Directions for this task
Whenever a line in the data holds the string "INSERT", pull that line out.
┄┄┄┄┄┄
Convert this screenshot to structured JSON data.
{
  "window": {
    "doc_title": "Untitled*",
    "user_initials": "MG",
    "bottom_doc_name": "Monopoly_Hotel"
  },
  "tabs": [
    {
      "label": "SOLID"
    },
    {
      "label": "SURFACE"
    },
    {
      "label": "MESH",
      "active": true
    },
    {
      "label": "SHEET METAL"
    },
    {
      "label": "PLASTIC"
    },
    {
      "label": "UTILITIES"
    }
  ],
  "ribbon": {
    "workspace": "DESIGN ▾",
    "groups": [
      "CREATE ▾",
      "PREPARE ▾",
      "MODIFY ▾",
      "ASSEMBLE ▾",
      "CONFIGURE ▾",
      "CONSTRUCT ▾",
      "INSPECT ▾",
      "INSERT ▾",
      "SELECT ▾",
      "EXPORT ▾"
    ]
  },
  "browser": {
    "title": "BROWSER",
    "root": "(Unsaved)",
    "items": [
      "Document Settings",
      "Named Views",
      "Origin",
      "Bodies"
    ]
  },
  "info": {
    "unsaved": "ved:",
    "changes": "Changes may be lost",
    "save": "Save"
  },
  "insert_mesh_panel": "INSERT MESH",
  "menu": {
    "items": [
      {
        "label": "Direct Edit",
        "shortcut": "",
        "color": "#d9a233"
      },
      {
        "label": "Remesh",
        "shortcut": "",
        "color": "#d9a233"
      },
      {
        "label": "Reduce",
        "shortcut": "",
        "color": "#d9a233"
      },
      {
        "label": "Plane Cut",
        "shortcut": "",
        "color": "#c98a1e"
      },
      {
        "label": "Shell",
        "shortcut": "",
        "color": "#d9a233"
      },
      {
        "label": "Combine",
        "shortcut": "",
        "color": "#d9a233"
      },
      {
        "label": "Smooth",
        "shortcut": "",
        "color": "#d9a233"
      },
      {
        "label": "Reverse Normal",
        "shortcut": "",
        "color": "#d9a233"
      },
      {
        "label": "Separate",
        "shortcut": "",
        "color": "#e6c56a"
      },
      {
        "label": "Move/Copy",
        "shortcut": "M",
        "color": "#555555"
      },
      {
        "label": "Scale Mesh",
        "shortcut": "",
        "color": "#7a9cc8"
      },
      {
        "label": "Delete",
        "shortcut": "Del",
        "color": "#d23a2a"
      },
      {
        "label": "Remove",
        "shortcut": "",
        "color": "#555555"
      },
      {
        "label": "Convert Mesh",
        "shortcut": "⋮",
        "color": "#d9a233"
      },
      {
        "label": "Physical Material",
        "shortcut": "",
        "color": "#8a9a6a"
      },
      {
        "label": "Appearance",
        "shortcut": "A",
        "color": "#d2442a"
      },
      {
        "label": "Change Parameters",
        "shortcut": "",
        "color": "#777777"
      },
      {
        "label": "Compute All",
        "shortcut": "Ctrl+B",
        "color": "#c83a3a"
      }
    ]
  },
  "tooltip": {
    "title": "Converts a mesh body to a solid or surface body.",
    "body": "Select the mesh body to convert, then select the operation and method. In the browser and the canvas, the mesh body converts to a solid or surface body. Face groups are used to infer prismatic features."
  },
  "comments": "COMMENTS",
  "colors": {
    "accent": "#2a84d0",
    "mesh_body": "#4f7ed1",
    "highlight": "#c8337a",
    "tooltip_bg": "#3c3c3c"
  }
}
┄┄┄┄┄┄
Task result
      "INSERT ▾",
  "insert_mesh_panel": "INSERT MESH",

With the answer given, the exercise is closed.